She folded into thinness,
alive within my fingers.
Narrow wings rested  accordion-style.
Crease on crease
bright emerald quills
sweetly tucked in alignment
to the warmth of her chest.
I  flipped her backwards
once in my palm, her body
stretched across
the heart of my hand;
her head exposed.
The way you'd hold an orchid,
blossom bursting over
your skin melded
to an explosion of beauty
her neck arched, akimbo
to an infinite sky. A noisy
spill of color pulled
for pines, camphor
and sycamores. She burrowed
in the cup  of my hand,
and I felt her music
expand from within,
then I watched her fly.
I  longed to be her,
so I said goodbye.

Carol  Lynn Grellas is a two-time Pushcart nominee and the author of two chapbooks:  Litany of Finger Prayers,
from Pudding House Press and Object  of Desire newly released from Finishing Line Press.
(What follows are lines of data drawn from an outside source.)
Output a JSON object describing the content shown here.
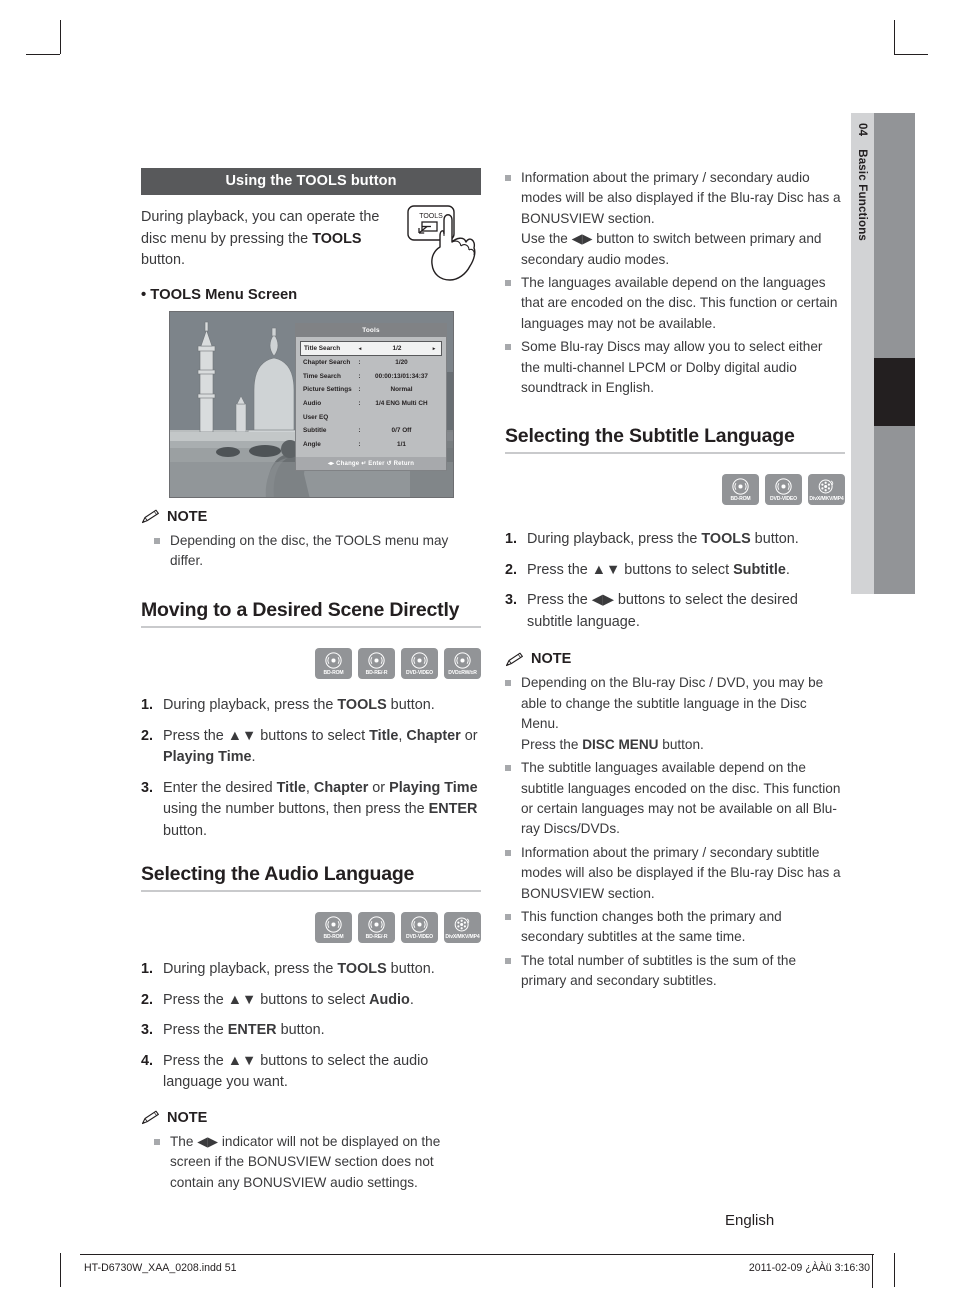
{
  "side_tab": {
    "number": "04",
    "label": "Basic Functions"
  },
  "left_column": {
    "section_bar_title": "Using the TOOLS button",
    "intro_pre": "During playback, you can operate the disc menu by pressing the ",
    "intro_bold": "TOOLS",
    "intro_post": " button.",
    "bullet_pre": "• ",
    "bullet_bold": "TOOLS",
    "bullet_post": " Menu Screen",
    "tools_button_label": "TOOLS",
    "osd": {
      "title": "Tools",
      "footer": "◂▸ Change   ↵ Enter   ↺ Return",
      "rows": [
        {
          "key": "Title Search",
          "sep": "",
          "value": "1/2",
          "selected": true
        },
        {
          "key": "Chapter Search",
          "sep": ":",
          "value": "1/20",
          "selected": false
        },
        {
          "key": "Time Search",
          "sep": ":",
          "value": "00:00:13/01:34:37",
          "selected": false
        },
        {
          "key": "Picture Settings",
          "sep": ":",
          "value": "Normal",
          "selected": false
        },
        {
          "key": "Audio",
          "sep": ":",
          "value": "1/4 ENG Multi CH",
          "selected": false
        },
        {
          "key": "User EQ",
          "sep": "",
          "value": "",
          "selected": false
        },
        {
          "key": "Subtitle",
          "sep": ":",
          "value": "0/7 Off",
          "selected": false
        },
        {
          "key": "Angle",
          "sep": ":",
          "value": "1/1",
          "selected": false
        }
      ]
    },
    "note1": {
      "label": "NOTE",
      "items": [
        "Depending on the disc, the TOOLS menu may differ."
      ]
    },
    "scene_heading": "Moving to a Desired Scene Directly",
    "scene_discs": [
      "BD-ROM",
      "BD-RE/-R",
      "DVD-VIDEO",
      "DVD±RW/±R"
    ],
    "scene_steps": [
      {
        "num": "1.",
        "html": "During playback, press the <b>TOOLS</b> button."
      },
      {
        "num": "2.",
        "html": "Press the ▲▼ buttons to select <b>Title</b>, <b>Chapter</b> or <b>Playing Time</b>."
      },
      {
        "num": "3.",
        "html": "Enter the desired <b>Title</b>, <b>Chapter</b> or <b>Playing Time</b> using the number buttons, then press the <b>ENTER</b> button."
      }
    ],
    "audio_heading": "Selecting the Audio Language",
    "audio_discs": [
      "BD-ROM",
      "BD-RE/-R",
      "DVD-VIDEO",
      "DivX/MKV/MP4"
    ],
    "audio_steps": [
      {
        "num": "1.",
        "html": "During playback, press the <b>TOOLS</b> button."
      },
      {
        "num": "2.",
        "html": "Press the ▲▼ buttons to select <b>Audio</b>."
      },
      {
        "num": "3.",
        "html": "Press the <b>ENTER</b> button."
      },
      {
        "num": "4.",
        "html": "Press the ▲▼ buttons to select the audio language you want."
      }
    ],
    "note2": {
      "label": "NOTE",
      "items": [
        "The ◀▶ indicator will not be displayed on the screen if the BONUSVIEW section does not contain any BONUSVIEW audio settings."
      ]
    }
  },
  "right_column": {
    "top_notes": [
      "Information about the primary / secondary audio modes will be also displayed if the Blu-ray Disc has a BONUSVIEW section.\nUse the ◀▶ button to switch between primary and secondary audio modes.",
      "The languages available depend on the languages that are encoded on the disc. This function or certain languages may not be available.",
      "Some Blu-ray Discs may allow you to select either the multi-channel LPCM or Dolby digital audio soundtrack in English."
    ],
    "subtitle_heading": "Selecting the Subtitle Language",
    "subtitle_discs": [
      "BD-ROM",
      "DVD-VIDEO",
      "DivX/MKV/MP4"
    ],
    "subtitle_steps": [
      {
        "num": "1.",
        "html": "During playback, press the <b>TOOLS</b> button."
      },
      {
        "num": "2.",
        "html": "Press the ▲▼ buttons to select <b>Subtitle</b>."
      },
      {
        "num": "3.",
        "html": "Press the ◀▶ buttons to select the desired subtitle language."
      }
    ],
    "note": {
      "label": "NOTE",
      "items_html": [
        "Depending on the Blu-ray Disc / DVD, you may be able to change the subtitle language in the Disc Menu.<br>Press the <b>DISC MENU</b> button.",
        "The subtitle languages available depend on the subtitle languages encoded on the disc. This function or certain languages may not be available on all Blu-ray Discs/DVDs.",
        "Information about the primary / secondary subtitle modes will also be displayed if the Blu-ray Disc has a BONUSVIEW section.",
        "This function changes both the primary and secondary subtitles at the same time.",
        "The total number of subtitles is the sum of the primary and secondary subtitles."
      ]
    }
  },
  "footer": {
    "language": "English",
    "file": "HT-D6730W_XAA_0208.indd   51",
    "timestamp": "2011-02-09   ¿ÀÀü 3:16:30"
  }
}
This is a poem about my beloved pet Conure, Calypso, who on one gorgeous day while we were  sunning together in the garden, decided to fly across the street and  landed skillfully on the neighbor's roof. From there she taunted me for  several hours as I waited, brokenhearted until  twilight trying everything in my bag of tricks to coax her back again. In the morning she was not visible, yet I could  hear her when I called her name. She would answer back.

This went on the whole  day. By the following morning she was nowhere to be found.  It wasn't until the following  day that the neighbor made the discovery.  She had died just on  the other side of the roof. The most upsetting part of the story is that she  never really moved from the initial landing spot.  She must have thought I was on my way to retrieve her and I  thought she was on her way to find something beyond  her home.  I've always felt it was rather cruel that the neighbor told me of her  passing. I would have so much preferred to think she found her way to the rainforest. But instead she's buried below my bedroom window in a velvet perfume box, beside my favorite lavender roses. 

I miss her everyday.



Copyright 2009